    Medical Marijuana And Music Therapy?

    1944, Born on this day, Alvin Lee, guitar vocals, Ten Years After
  6. Doctors with the U.S. Department of Veterans Affairs still can't recommend medical marijuana, but they are being encouraged to talk more about it with military veterans. That's what a new V.A. policy being rolled out this month says. The directive urges government doctors to "discuss with the Veteran marijuana use, due to its clinical relevance to patient care, and discuss marijuana use with any Veterans requesting information about marijuana." However, the policy reiterates the department's long-held position that "to comply with Federal laws such as the Controlled Substances Act...providers are prohibited from completing forms or registering Veterans for participation in a State-approved marijuana program." https://www.forbes.com/sites/tomangell/2017/12/19/v-a-issues-new-medical-marijuana-policy-for-military-veterans/#359dbf0d5b90
  7. knucklehead bob

    Full MMFLA Board meeting Video

    The ONLY thing these people are concerned with is the bottom line of their Stock Portfolio !!!
  8. A ballot measure could decriminalize psilocybin – known colloquially as "magic mushrooms" – in California as early as 2018. Filed at the state Attorney General office on Friday, the initiative would exempt adults aged 21 and over from criminal penalties for using, possessing, selling, transporting and cultivating psilocybin.

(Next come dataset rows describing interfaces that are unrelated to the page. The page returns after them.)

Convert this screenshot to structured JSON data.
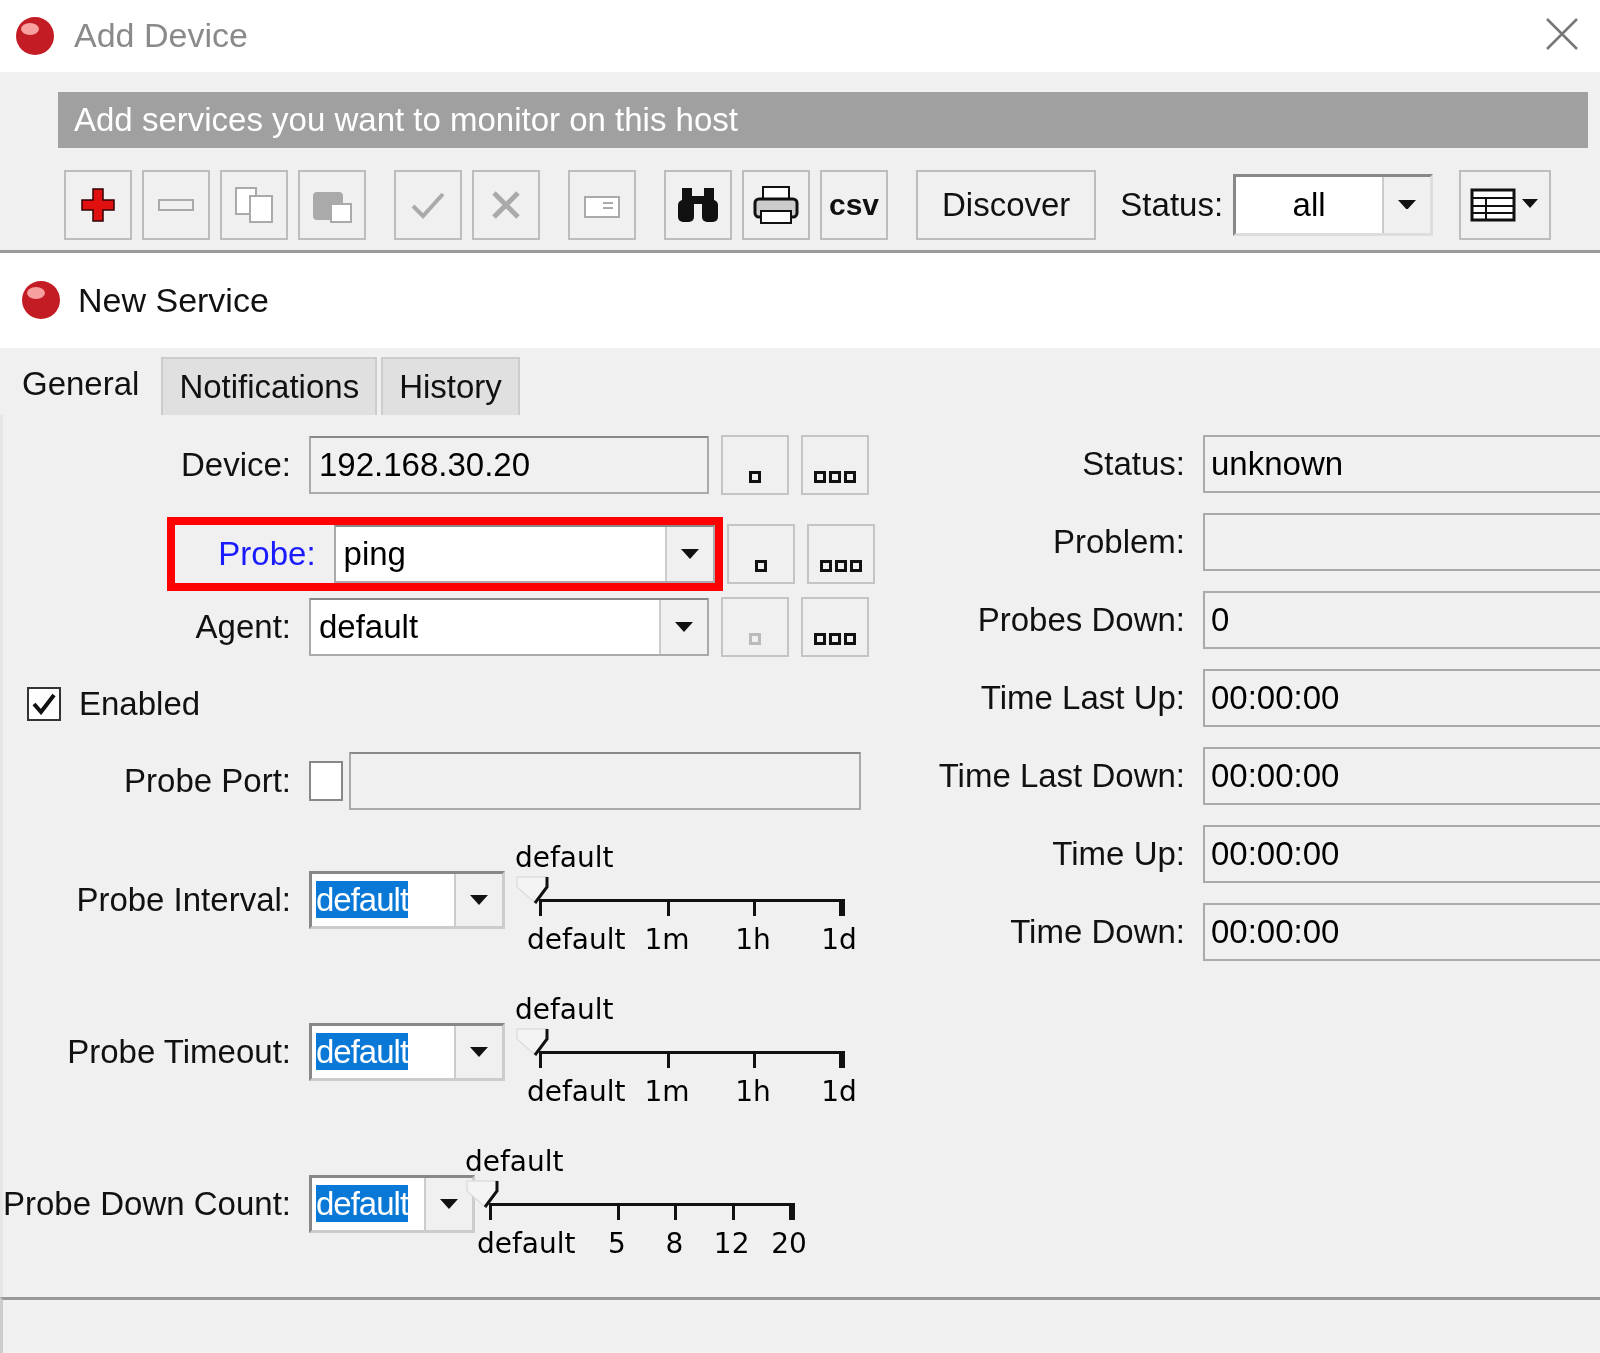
{
  "window": {
    "title": "Add Device"
  },
  "banner": "Add services you want to monitor on this host",
  "toolbar": {
    "buttons": [
      {
        "kind": "add",
        "disabled": false
      },
      {
        "kind": "remove",
        "disabled": true
      },
      {
        "kind": "copy",
        "disabled": true
      },
      {
        "kind": "paste",
        "disabled": true
      },
      {
        "kind": "enable",
        "disabled": true
      },
      {
        "kind": "disable",
        "disabled": true
      },
      {
        "kind": "comment",
        "disabled": true
      },
      {
        "kind": "find",
        "disabled": false
      },
      {
        "kind": "print",
        "disabled": false
      },
      {
        "kind": "text",
        "label": "csv",
        "disabled": false
      },
      {
        "kind": "wide",
        "label": "Discover",
        "disabled": false
      }
    ],
    "status_label": "Status:",
    "status_value": "all"
  },
  "panel": {
    "title": "New Service"
  },
  "tabs": [
    {
      "label": "General",
      "selected": true
    },
    {
      "label": "Notifications",
      "selected": false
    },
    {
      "label": "History",
      "selected": false
    }
  ],
  "form": {
    "rows": [
      {
        "kind": "field",
        "label": "Device:",
        "value": "192.168.30.20",
        "link": false,
        "highlighted": false,
        "dropdown": false,
        "side_buttons": [
          {
            "kind": "single",
            "disabled": false
          },
          {
            "kind": "triple",
            "disabled": false
          }
        ]
      },
      {
        "kind": "field",
        "label": "Probe:",
        "value": "ping",
        "link": true,
        "highlighted": true,
        "dropdown": true,
        "side_buttons": [
          {
            "kind": "single",
            "disabled": false
          },
          {
            "kind": "triple",
            "disabled": false
          }
        ]
      },
      {
        "kind": "field",
        "label": "Agent:",
        "value": "default",
        "link": false,
        "highlighted": false,
        "dropdown": true,
        "side_buttons": [
          {
            "kind": "single",
            "disabled": true
          },
          {
            "kind": "triple",
            "disabled": false
          }
        ]
      },
      {
        "kind": "checkbox",
        "label": "Enabled",
        "checked": true
      },
      {
        "kind": "port",
        "label": "Probe Port:",
        "checked": false
      },
      {
        "kind": "slider",
        "label": "Probe Interval:",
        "value": "default",
        "reading": "default",
        "level": 0,
        "ticks": [
          "default",
          "1m",
          "1h",
          "1d"
        ]
      },
      {
        "kind": "slider",
        "label": "Probe Timeout:",
        "value": "default",
        "reading": "default",
        "level": 0,
        "ticks": [
          "default",
          "1m",
          "1h",
          "1d"
        ]
      },
      {
        "kind": "slider",
        "label": "Probe Down Count:",
        "value": "default",
        "reading": "default",
        "level": 0,
        "ticks": [
          "default",
          "5",
          "8",
          "12",
          "20"
        ]
      }
    ]
  },
  "details": [
    {
      "label": "Status:",
      "value": "unknown"
    },
    {
      "label": "Problem:"
    },
    {
      "label": "Probes Down:",
      "value": "0"
    },
    {
      "label": "Time Last Up:",
      "value": "00:00:00"
    },
    {
      "label": "Time Last Down:",
      "value": "00:00:00"
    },
    {
      "label": "Time Up:",
      "value": "00:00:00"
    },
    {
      "label": "Time Down:",
      "value": "00:00:00"
    }
  ]
}
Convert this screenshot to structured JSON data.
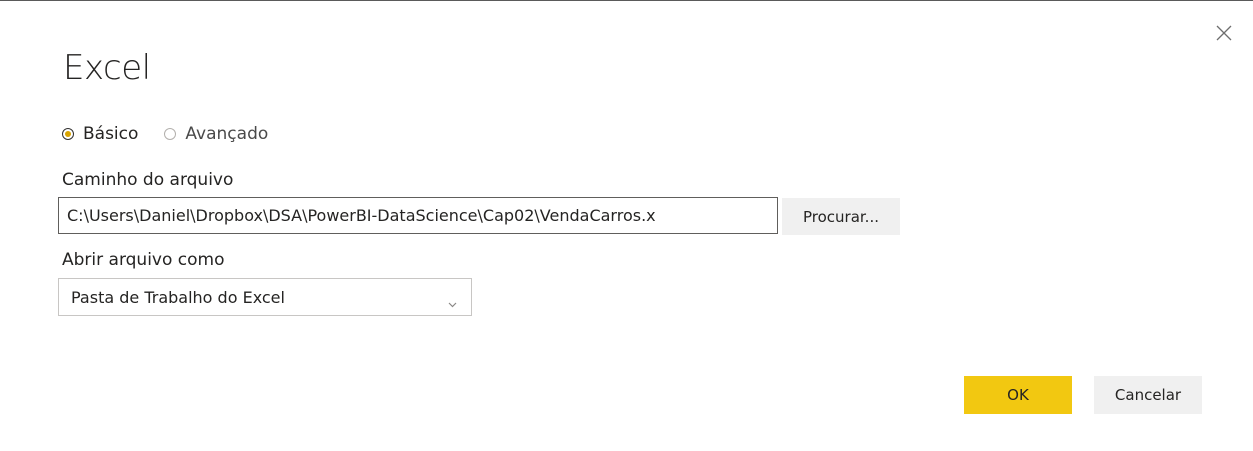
{
  "dialog": {
    "title": "Excel",
    "close_icon": "close-icon"
  },
  "mode": {
    "options": [
      {
        "label": "Básico",
        "selected": true
      },
      {
        "label": "Avançado",
        "selected": false
      }
    ],
    "accent_color": "#d9a400"
  },
  "file_path": {
    "label": "Caminho do arquivo",
    "value": "C:\\Users\\Daniel\\Dropbox\\DSA\\PowerBI-DataScience\\Cap02\\VendaCarros.x",
    "browse_label": "Procurar..."
  },
  "open_as": {
    "label": "Abrir arquivo como",
    "selected": "Pasta de Trabalho do Excel",
    "arrow_icon": "chevron-down-icon"
  },
  "actions": {
    "ok_label": "OK",
    "ok_color": "#f2c811",
    "cancel_label": "Cancelar"
  }
}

Before California voters can vote on the measure, at least 365,880 signatures will be required to put it on the 2018 ballot. http://www.sfgate.com/bayarea/article/Magic-mushrooms-could-be-legal-in-California-as-11973494.php
  9. knucklehead bob

    Royal Smoke ~ Hey Everybody! I'm Back for A Visit

    Long time bro-hammer , glad to hear from you
  10. knucklehead bob

    Medical Marijuana And Music Therapy?

    Happy Birthday Willie One of America's most beloved entertainers turns 84 today. Born in Abbott, Texas on Apr. 30, 1933, Willie Nelson
  11. A recent investigation from the University of Marseille and the Service de Pharmacocinétique Toxicocinétique provides new important data for this ongoing debate https://news.lift.co/oral-measurement-thc-intoxication-level-not-feasible-study-concludes/
  12. "A bizarre butane hash oil explosion and resulting fire at a licensed marijuana grow operation" How can it be illegal if it was a licensed operation ? ? ?
  13. Cannabis has been making a lot of noise lately. In November 2016, Australia became the first entire continent to legalize cannabis (the first country to fully legalize cannabis is Uruguay). In January 2017, Germany legalized medical cannabis allowing patients with “exceptional cases” to get a cannabis prescription from their doctor as well as a refund for the upfront cost of cannabis from their health insurance. This spring, Canada is set to legalize the personal use of cannabis. http://anonhq.com/100-peer-reviewed-studies-conclude-cannabis-cures-cancer/
  14. SACRAMENTO (KPIX 5) – Did the medicine contribute to the patient’s death? That was the question facing doctors when a California man died from a relatively rare fungal infection. http://sanfrancisco.cbslocal.com/2017/02/06/medical-marijuana-fungus-death-uc-davis-medical-center/